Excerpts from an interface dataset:
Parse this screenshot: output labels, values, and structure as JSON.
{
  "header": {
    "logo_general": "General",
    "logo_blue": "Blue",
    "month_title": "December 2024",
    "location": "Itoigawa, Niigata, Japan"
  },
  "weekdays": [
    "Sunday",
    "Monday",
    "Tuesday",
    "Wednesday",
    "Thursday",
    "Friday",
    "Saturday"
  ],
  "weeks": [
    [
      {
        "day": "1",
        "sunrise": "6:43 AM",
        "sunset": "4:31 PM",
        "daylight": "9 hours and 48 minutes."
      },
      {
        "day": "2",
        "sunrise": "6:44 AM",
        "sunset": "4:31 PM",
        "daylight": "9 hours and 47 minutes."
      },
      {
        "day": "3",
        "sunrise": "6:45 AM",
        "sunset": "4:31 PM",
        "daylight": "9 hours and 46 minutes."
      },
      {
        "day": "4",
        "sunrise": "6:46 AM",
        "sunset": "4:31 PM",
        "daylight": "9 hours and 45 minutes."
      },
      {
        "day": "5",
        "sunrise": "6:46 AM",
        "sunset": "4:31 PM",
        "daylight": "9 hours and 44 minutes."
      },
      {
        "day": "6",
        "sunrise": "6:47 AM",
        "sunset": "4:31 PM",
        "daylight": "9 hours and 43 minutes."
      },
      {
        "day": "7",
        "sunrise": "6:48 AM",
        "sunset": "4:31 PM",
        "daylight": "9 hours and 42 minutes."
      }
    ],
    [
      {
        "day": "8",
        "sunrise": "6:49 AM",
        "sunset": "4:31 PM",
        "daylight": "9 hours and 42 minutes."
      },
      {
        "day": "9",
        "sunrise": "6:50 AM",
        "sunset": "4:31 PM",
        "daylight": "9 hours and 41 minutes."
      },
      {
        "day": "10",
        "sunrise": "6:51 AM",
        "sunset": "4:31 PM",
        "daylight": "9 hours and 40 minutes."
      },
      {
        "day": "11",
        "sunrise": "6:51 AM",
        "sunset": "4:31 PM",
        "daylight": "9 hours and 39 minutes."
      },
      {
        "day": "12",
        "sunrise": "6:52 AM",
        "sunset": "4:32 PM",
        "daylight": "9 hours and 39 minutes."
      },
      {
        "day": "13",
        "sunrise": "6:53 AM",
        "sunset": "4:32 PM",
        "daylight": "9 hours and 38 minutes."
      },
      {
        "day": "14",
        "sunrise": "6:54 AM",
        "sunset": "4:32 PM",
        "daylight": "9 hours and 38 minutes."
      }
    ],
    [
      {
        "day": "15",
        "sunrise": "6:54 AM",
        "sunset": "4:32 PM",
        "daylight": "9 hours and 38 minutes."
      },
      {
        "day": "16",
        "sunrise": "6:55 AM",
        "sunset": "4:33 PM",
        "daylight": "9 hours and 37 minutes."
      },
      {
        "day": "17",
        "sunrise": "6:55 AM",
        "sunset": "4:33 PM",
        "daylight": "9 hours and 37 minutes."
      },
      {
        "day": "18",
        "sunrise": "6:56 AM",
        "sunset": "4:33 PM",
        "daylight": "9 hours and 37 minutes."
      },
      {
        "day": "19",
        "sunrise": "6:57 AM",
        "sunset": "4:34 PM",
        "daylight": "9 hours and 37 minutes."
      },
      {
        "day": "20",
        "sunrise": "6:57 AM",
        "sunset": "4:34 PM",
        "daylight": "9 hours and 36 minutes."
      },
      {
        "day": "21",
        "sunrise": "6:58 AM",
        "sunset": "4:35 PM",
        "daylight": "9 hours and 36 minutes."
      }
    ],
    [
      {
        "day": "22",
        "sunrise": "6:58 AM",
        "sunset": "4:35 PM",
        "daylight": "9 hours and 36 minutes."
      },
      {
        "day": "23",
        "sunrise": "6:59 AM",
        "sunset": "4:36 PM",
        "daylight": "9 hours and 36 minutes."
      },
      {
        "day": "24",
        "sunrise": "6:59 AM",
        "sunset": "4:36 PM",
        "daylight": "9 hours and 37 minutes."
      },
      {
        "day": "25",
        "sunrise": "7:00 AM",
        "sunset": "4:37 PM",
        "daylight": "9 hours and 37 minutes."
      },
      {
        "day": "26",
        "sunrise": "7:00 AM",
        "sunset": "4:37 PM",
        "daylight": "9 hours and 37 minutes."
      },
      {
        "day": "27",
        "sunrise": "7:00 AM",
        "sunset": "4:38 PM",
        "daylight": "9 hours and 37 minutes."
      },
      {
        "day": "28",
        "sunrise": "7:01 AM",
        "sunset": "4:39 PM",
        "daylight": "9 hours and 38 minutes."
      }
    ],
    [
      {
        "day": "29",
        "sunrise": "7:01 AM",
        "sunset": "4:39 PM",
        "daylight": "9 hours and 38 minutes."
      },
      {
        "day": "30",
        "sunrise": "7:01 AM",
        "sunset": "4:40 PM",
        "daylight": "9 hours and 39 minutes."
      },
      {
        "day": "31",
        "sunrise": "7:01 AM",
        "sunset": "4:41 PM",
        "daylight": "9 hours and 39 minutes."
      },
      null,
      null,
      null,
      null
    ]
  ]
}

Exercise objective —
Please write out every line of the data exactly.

Task solution —
Parse this screenshot: output labels, values, and structure as JSON.
{
  "header": {
    "logo_general": "General",
    "logo_blue": "Blue",
    "month_title": "December 2024",
    "location": "Itoigawa, Niigata, Japan"
  },
  "weekdays": [
    "Sunday",
    "Monday",
    "Tuesday",
    "Wednesday",
    "Thursday",
    "Friday",
    "Saturday"
  ],
  "weeks": [
    [
      {
        "day": "1",
        "sunrise": "6:43 AM",
        "sunset": "4:31 PM",
        "daylight": "9 hours and 48 minutes."
      },
      {
        "day": "2",
        "sunrise": "6:44 AM",
        "sunset": "4:31 PM",
        "daylight": "9 hours and 47 minutes."
      },
      {
        "day": "3",
        "sunrise": "6:45 AM",
        "sunset": "4:31 PM",
        "daylight": "9 hours and 46 minutes."
      },
      {
        "day": "4",
        "sunrise": "6:46 AM",
        "sunset": "4:31 PM",
        "daylight": "9 hours and 45 minutes."
      },
      {
        "day": "5",
        "sunrise": "6:46 AM",
        "sunset": "4:31 PM",
        "daylight": "9 hours and 44 minutes."
      },
      {
        "day": "6",
        "sunrise": "6:47 AM",
        "sunset": "4:31 PM",
        "daylight": "9 hours and 43 minutes."
      },
      {
        "day": "7",
        "sunrise": "6:48 AM",
        "sunset": "4:31 PM",
        "daylight": "9 hours and 42 minutes."
      }
    ],
    [
      {
        "day": "8",
        "sunrise": "6:49 AM",
        "sunset": "4:31 PM",
        "daylight": "9 hours and 42 minutes."
      },
      {
        "day": "9",
        "sunrise": "6:50 AM",
        "sunset": "4:31 PM",
        "daylight": "9 hours and 41 minutes."
      },
      {
        "day": "10",
        "sunrise": "6:51 AM",
        "sunset": "4:31 PM",
        "daylight": "9 hours and 40 minutes."
      },
      {
        "day": "11",
        "sunrise": "6:51 AM",
        "sunset": "4:31 PM",
        "daylight": "9 hours and 39 minutes."
      },
      {
        "day": "12",
        "sunrise": "6:52 AM",
        "sunset": "4:32 PM",
        "daylight": "9 hours and 39 minutes."
      },
      {
        "day": "13",
        "sunrise": "6:53 AM",
        "sunset": "4:32 PM",
        "daylight": "9 hours and 38 minutes."
      },
      {
        "day": "14",
        "sunrise": "6:54 AM",
        "sunset": "4:32 PM",
        "daylight": "9 hours and 38 minutes."
      }
    ],
    [
      {
        "day": "15",
        "sunrise": "6:54 AM",
        "sunset": "4:32 PM",
        "daylight": "9 hours and 38 minutes."
      },
      {
        "day": "16",
        "sunrise": "6:55 AM",
        "sunset": "4:33 PM",
        "daylight": "9 hours and 37 minutes."
      },
      {
        "day": "17",
        "sunrise": "6:55 AM",
        "sunset": "4:33 PM",
        "daylight": "9 hours and 37 minutes."
      },
      {
        "day": "18",
        "sunrise": "6:56 AM",
        "sunset": "4:33 PM",
        "daylight": "9 hours and 37 minutes."
      },
      {
        "day": "19",
        "sunrise": "6:57 AM",
        "sunset": "4:34 PM",
        "daylight": "9 hours and 37 minutes."
      },
      {
        "day": "20",
        "sunrise": "6:57 AM",
        "sunset": "4:34 PM",
        "daylight": "9 hours and 36 minutes."
      },
      {
        "day": "21",
        "sunrise": "6:58 AM",
        "sunset": "4:35 PM",
        "daylight": "9 hours and 36 minutes."
      }
    ],
    [
      {
        "day": "22",
        "sunrise": "6:58 AM",
        "sunset": "4:35 PM",
        "daylight": "9 hours and 36 minutes."
      },
      {
        "day": "23",
        "sunrise": "6:59 AM",
        "sunset": "4:36 PM",
        "daylight": "9 hours and 36 minutes."
      },
      {
        "day": "24",
        "sunrise": "6:59 AM",
        "sunset": "4:36 PM",
        "daylight": "9 hours and 37 minutes."
      },
      {
        "day": "25",
        "sunrise": "7:00 AM",
        "sunset": "4:37 PM",
        "daylight": "9 hours and 37 minutes."
      },
      {
        "day": "26",
        "sunrise": "7:00 AM",
        "sunset": "4:37 PM",
        "daylight": "9 hours and 37 minutes."
      },
      {
        "day": "27",
        "sunrise": "7:00 AM",
        "sunset": "4:38 PM",
        "daylight": "9 hours and 37 minutes."
      },
      {
        "day": "28",
        "sunrise": "7:01 AM",
        "sunset": "4:39 PM",
        "daylight": "9 hours and 38 minutes."
      }
    ],
    [
      {
        "day": "29",
        "sunrise": "7:01 AM",
        "sunset": "4:39 PM",
        "daylight": "9 hours and 38 minutes."
      },
      {
        "day": "30",
        "sunrise": "7:01 AM",
        "sunset": "4:40 PM",
        "daylight": "9 hours and 39 minutes."
      },
      {
        "day": "31",
        "sunrise": "7:01 AM",
        "sunset": "4:41 PM",
        "daylight": "9 hours and 39 minutes."
      },
      null,
      null,
      null,
      null
    ]
  ]
}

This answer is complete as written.